Ovčar Banja is a village and a spa located in the city of Čačak, Serbia. Located near the Ovčar-Kablar Gorge in the valley of the West Morava, it is known as the "Serbian Mount Athos" because of the numerous monasteries situated in this area. As of 2011 census, it has a population of 122 inhabitants.

Schumer Springs, Missouri unincorporated community in Missouri, United States

Schumer Springs is an unincorporated community in southern Cinque Hommes Township in Perry County, Missouri, United States.

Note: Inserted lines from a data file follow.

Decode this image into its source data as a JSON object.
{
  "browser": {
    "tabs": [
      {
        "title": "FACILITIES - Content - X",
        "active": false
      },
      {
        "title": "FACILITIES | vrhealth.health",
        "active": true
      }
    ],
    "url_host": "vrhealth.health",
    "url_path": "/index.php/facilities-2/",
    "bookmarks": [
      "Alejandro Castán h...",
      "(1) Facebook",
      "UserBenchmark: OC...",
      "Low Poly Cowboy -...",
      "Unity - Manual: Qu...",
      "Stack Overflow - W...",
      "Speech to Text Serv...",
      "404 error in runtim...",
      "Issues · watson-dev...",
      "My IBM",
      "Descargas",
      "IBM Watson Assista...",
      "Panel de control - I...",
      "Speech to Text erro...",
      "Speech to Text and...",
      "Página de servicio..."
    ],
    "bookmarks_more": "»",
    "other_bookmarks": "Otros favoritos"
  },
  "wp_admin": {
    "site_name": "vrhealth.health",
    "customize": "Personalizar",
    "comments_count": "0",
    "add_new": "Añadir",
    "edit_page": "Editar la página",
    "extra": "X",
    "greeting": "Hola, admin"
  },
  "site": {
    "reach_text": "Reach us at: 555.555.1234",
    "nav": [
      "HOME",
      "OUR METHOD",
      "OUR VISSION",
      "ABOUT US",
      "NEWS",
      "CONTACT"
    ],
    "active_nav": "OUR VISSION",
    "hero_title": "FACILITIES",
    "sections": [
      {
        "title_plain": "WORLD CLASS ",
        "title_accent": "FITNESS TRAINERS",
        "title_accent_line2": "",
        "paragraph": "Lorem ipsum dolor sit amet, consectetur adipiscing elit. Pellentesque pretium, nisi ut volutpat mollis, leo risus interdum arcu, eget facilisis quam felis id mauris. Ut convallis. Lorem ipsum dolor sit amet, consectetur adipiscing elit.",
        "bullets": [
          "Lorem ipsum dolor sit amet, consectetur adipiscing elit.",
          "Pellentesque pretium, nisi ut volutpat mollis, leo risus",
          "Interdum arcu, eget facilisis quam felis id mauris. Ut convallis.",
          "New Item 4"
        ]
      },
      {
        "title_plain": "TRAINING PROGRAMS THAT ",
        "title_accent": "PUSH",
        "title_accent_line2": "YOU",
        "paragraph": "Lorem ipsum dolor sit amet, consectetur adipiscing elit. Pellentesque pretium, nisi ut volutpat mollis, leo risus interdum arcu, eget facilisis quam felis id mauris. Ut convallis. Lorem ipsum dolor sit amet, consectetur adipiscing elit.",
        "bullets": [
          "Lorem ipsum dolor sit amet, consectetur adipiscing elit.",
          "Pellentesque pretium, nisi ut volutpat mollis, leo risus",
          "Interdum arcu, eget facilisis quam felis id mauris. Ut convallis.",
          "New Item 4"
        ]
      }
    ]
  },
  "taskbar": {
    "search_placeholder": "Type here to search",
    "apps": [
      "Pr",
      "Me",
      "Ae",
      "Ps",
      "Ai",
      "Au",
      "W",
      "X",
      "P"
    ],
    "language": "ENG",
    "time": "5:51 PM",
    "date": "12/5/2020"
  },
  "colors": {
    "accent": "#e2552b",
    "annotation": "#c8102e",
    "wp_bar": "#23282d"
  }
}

  1. Burns, D. Thorburn (1981). "Thomas Guidott (1638–1705): Physician and Chymist, contributor to the analysis of mineral waters". Analytical Proceedings. 18 (1): 2–6. doi:10.1039/AP9811800002.
  2. "Healing Waters; Investigative Files (Skeptical Briefs June 2005)". Archived from the original on 24 October 2007. Retrieved 3 February 2008.
  3. Victorian Mineral Water Committee Tourism information
  4. "Reservoir Capital Corp.: 20MW Potential Estimated for the Vranjska Banja Geothermal Project" . Retrieved 3 February 2012.